Since he was a kid, Haviland enjoyed getting his hands dirty figuring out how things worked. It was not unusual to see him take something apart only to study the components and put it back together. When he was 15, he taught himself how to host his own voice chat server so he and his friends could communicate while playing video games from their respective homes after school.
“I would say I have an analytical mind. I like to learn how something works from the inside out,” Haviland says. “If there’s something I don’t understand, it makes me anxious. I have to figure it out.”
Though it was clear that he had an interest in technology and a knack for solving problems, Haviland wasn’t sure what he wanted to study in college. Computer science and programming was the popular choice among technology-loving peers, but he wasn’t sure that was the right fit for him. So after graduating from high school, Haviland took two years to work at a technology help desk while chipping away at his general coursework requirements at a community college. During this time, a friend recommended that he look into the ITI program, described as an education with roots in computer science, capped with IT upper-division material and business management tools. Haviland was sold.
“A cool thing about the ITI program is that it’s practical,” Haviland says. “Computer science can be so theoretical, and I prefer learning IT concepts that can be more directly applied to real life.”
A Student in the ITI Program
Haviland found a lot to love about ITI. For one thing, he liked that the courses were taught by industry experts and he enjoyed that they were held at night so that he could work during the day. The schedule allowed him to take on internships, such as the one with Securian Financial. While there, he assessed the risk inherent in the company’s choice to have a wireless mouse at each keyboard. The bluetooth connection in wireless mice, he explains, makes the devices vulnerable. This discovery was part of the presentation he delivered at the end of his internship.
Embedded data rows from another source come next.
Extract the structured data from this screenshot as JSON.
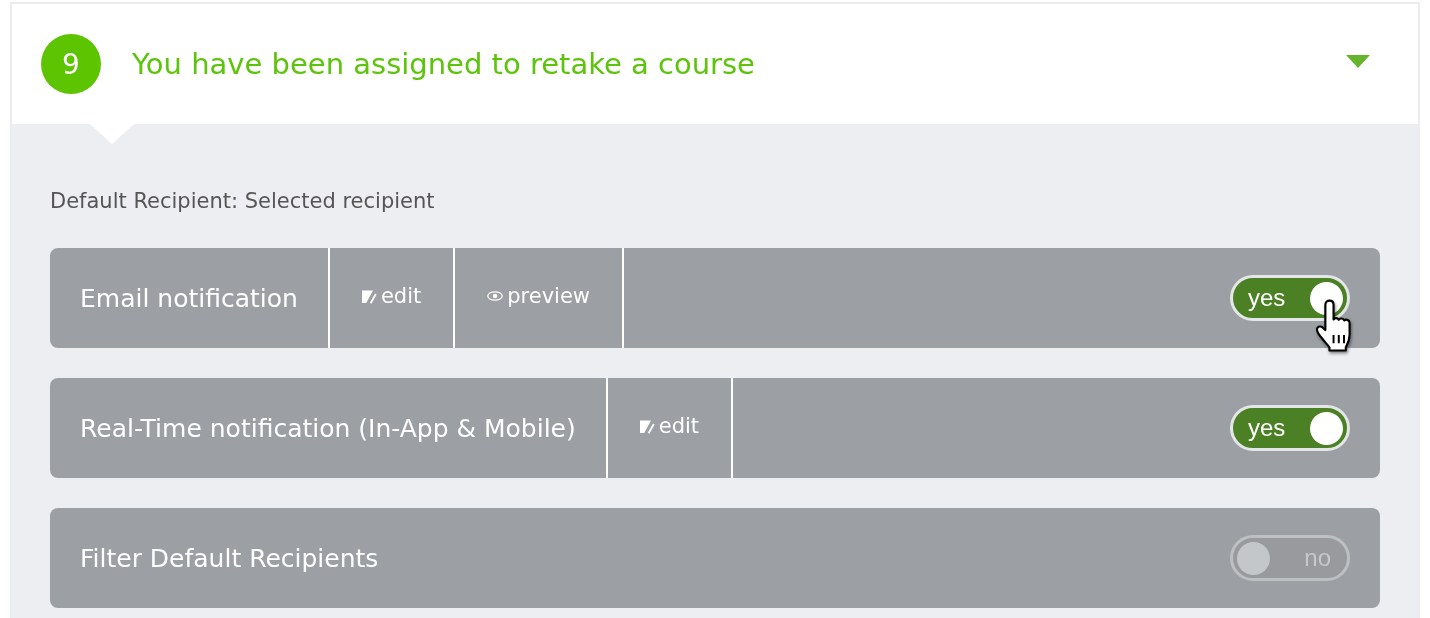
{
  "header": {
    "number": "9",
    "title": "You have been assigned to retake a course",
    "expanded": true
  },
  "default_recipient": "Default Recipient: Selected recipient",
  "settings": [
    {
      "label": "Email notification",
      "actions": [
        {
          "kind": "edit",
          "label": "edit"
        },
        {
          "kind": "preview",
          "label": "preview"
        }
      ],
      "toggle": {
        "on": true,
        "label": "yes"
      }
    },
    {
      "label": "Real-Time notification (In-App & Mobile)",
      "actions": [
        {
          "kind": "edit",
          "label": "edit"
        }
      ],
      "toggle": {
        "on": true,
        "label": "yes"
      }
    },
    {
      "label": "Filter Default Recipients",
      "toggle": {
        "on": false,
        "label": "no"
      }
    }
  ]
}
“Thanks to the way ITI is organized, school and work are seamlessly integrated. They complemented each other. What I’m learning at one, I’m applying at another.”
“Thanks to the way ITI is organized, school and work are seamlessly integrated,” Haviland says. “They complemented each other. What I’m learning at one, I’m applying at another.”
And what he enjoyed learning about the most was security, which is one of six tracks that ITI students can choose to focus on over the course of their studies. Haviland’s favorite security course taught him “ethical hacking,” where students test the fortitude of a site or system to see if they can breach it and capture data. If they find a flaw in the system’s armor, they then have the information they need to fix the vulnerable area. Haviland explains that it’s crucial for businesses to have a security strategy because it’s an issue that isn’t going away anytime soon.
“No matter what subset of IT we talk about, security plays a role,” Haviland says. “One of the fundamentals of security is that it requires a breadth of knowledge and a depth of knowledge. You really need to be a jack of all trades to do well in this track, and that’s what drew me to it. With any of these tracks, you don’t just touch the water, you get up to your knees in it. You become an expert.”
Haviland admits that he’s applying to a slew of jobs to capitalize on his ITI degree, which has prepared him well for real-world technology issues. Professionals who understand cybersecurity are in high demand, and so too are those who are knowledgeable about devops—another area that Haviland is exploring. His problem-solving mind craves fresh challenges, and he’s undaunted when it comes to drinking from the firehose of new information about IT.
He talks about new areas of development, such as companies moving information to the cloud. These are exciting evolutions that speak to the larger trend of IT reinventing itself, Haviland says. While constant change may frustrate some, for students like Haviland, change guarantees a lifetime of challenge and fulfillment.
“It’s a good time to be in IT,” he says.